Two Hudson Institute researchers have been awarded a share of almost $165 000 in funding from the Cerebral Palsy Alliance.
Dr Vanesa Stojanovska and Anne Trinh were awarded the funds from the Cerebral Palsy Alliance’s Research Foundation Emerging Research Grants.
Dr Stojanovska’s research is investigating whether a common anti-inflammatory, ibuprofen can reduce inflammation in the womb and prevent the need for respiratory support when babies are born, which can injure their brains and lead to conditions like cerebral palsy.
Dr Anne Trinh’s project aims to develop the first adult guidelines for osteoporosis in cerebral palsy to help individuals maintain mobility for as long as possible by preserving their bone health.
The Research Foundation of Cerebral Palsy Alliance funds the world’s best and brightest researchers to find ways to improve current interventions and ultimately find a prevention and cure for cerebral palsy.
Advancing the diagnosis and management of osteoporosis in Cerebral Palsy: Development of a care pathway for adolescence and adulthood
Dr Anne Trinh

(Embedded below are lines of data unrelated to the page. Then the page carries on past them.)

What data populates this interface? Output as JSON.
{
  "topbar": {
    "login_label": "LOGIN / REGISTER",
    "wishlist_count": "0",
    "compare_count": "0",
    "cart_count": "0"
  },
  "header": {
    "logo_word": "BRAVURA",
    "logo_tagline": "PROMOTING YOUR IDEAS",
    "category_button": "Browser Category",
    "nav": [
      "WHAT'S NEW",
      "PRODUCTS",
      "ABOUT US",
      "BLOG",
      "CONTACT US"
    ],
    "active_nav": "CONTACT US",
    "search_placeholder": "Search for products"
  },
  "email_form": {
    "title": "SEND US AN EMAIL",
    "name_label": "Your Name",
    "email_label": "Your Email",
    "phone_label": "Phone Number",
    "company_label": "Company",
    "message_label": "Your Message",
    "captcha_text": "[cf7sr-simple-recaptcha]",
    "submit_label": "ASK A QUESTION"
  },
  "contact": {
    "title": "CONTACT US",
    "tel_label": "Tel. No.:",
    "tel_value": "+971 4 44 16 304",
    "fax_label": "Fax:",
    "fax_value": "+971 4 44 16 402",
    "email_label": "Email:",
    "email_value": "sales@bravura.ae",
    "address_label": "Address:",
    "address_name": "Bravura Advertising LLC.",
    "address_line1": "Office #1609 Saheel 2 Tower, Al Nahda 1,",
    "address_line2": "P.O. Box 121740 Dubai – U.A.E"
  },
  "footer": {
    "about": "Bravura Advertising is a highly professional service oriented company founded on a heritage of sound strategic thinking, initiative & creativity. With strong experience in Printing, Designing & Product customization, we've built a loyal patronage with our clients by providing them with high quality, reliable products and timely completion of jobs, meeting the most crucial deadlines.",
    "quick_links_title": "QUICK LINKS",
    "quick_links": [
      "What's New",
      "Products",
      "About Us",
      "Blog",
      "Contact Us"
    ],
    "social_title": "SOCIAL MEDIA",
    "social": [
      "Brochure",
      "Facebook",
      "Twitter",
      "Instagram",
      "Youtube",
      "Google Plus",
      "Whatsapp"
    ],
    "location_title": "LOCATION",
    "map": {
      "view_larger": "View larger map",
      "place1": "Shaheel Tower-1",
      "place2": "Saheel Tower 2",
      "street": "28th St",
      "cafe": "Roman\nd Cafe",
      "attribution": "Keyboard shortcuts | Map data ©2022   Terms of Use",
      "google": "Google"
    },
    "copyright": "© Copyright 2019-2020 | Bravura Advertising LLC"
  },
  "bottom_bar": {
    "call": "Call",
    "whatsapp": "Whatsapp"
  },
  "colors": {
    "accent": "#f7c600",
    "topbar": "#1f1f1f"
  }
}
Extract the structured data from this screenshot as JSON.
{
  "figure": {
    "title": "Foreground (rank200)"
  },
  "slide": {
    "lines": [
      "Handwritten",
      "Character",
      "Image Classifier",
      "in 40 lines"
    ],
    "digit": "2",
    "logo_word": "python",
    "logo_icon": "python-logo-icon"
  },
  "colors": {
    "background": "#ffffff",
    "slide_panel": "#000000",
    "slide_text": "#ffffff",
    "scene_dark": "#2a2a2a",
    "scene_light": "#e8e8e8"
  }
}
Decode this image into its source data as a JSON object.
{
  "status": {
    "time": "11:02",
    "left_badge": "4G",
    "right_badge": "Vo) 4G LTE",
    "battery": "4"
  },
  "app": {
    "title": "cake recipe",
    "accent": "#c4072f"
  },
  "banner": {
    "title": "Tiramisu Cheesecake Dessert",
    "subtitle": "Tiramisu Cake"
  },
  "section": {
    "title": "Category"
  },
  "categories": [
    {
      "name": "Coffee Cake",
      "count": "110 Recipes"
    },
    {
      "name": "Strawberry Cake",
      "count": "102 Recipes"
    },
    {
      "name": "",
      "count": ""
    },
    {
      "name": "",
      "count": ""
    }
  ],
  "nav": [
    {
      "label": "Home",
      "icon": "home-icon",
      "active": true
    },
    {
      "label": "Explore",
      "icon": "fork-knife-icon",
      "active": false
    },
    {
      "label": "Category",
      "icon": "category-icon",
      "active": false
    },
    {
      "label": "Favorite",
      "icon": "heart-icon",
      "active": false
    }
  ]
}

Up to half of adults with cerebral palsy (CP) will develop thin bones (osteoporosis) and broken bones which can severely decrease mobility and quality of life. Concerningly, up to three quarters of adults with CP will lose their ability to mobilise and many will need assistive devices. Therefore, preserving bone health in adults with CP is key to maintaining independence, but there are no guidelines for doctors and caregivers.
The project aims to provide the first adult guidelines for osteoporosis in CP. There will be a specific focus on how best to transition care from child to adult services to ensure bone health is maintained. To develop these guidelines, what is already known about osteoporosis in adults with CP will be reviewed and summarised.
A team of experts will trial this information to develop recommendations on
- Which adults with CP should be screened for osteoporosis
- How to diagnose osteoporosis in adults with CP
- Management strategies for osteoporosis in CP.
A consensus between the experts will be obtained and then the recommendations will be open for public review. The team aim to have the guidelines published and disseminated within two years. The guidelines will include
- A practical summary and algorithm to inform clinical practice
- A review of published literature examining the evidence for diagnosing and treating osteoporosis in CP
- Practical tools and documents for clinicians using the pathway
- A lay description of the summary for consumers with CP and their caregivers.
The project will increase awareness among doctors, consumers with CP and caregivers so that bone health is examined as part of routine care.
Anti-inflammatory protection of brain stem respiratory centres to help preterm babies breathe at birth and reduce perinatal brain injury
Dr Vanesa Stojanovska
Up to 92 per cent of preterm babies struggle to breathe at birth and require respiratory support to survive. While life-saving, this respiratory support injures their immature brains leading to life-long consequences including cerebral palsy. In addition, 40 to 70 per cent of preterm babies are exposed to infection and inflammation in the womb, and this further increases the requirement for respiratory support and increases the risk and severity of perinatal brain injury.
While research to date has focused on improving respiratory support techniques, a major issue has been overlooked. That is, understanding why these babies cannot breathe in the first place.
The brainstem is a life-sustaining brain region containing several ‘respiratory centres’ vital for breathing. These respiratory centres generate and modulate our respiratory rhythm, change breathing patterns based on oxygen and carbon dioxide levels; and control the muscles necessary for respiratory function and for maintaining an open airway. Despite the critical importance of the brainstem in controlling breathing, it has largely been ignored as a cause or contributor to breathing difficulties. This research project focuses on this critical aspect of breathing.
The team’s research has shown that inflammation in the womb stops fetal breathing. Importantly, when fetal breathing stops, this correlates with inflammation in the brainstem and particularly with the inflammatory molecule prostaglandin E2 (PGE2). It is thought that inhibition of fetal breathing by PGE2 may result in breathing difficulties at birth, and thus increase the requirement for respiratory support which is known to increase the risk of brain injury.
In a major breakthrough, the team’s research has shown that reducing inflammation and PGE2 levels in the brain stem using the anti-inflammatory drug ibuprofen restores fetal breathing.
Ultimately, the team aims to demonstrate that targeting PGE2 during fetal life will reduce the need for respiratory support at birth and minimise brain injury in preterm babies.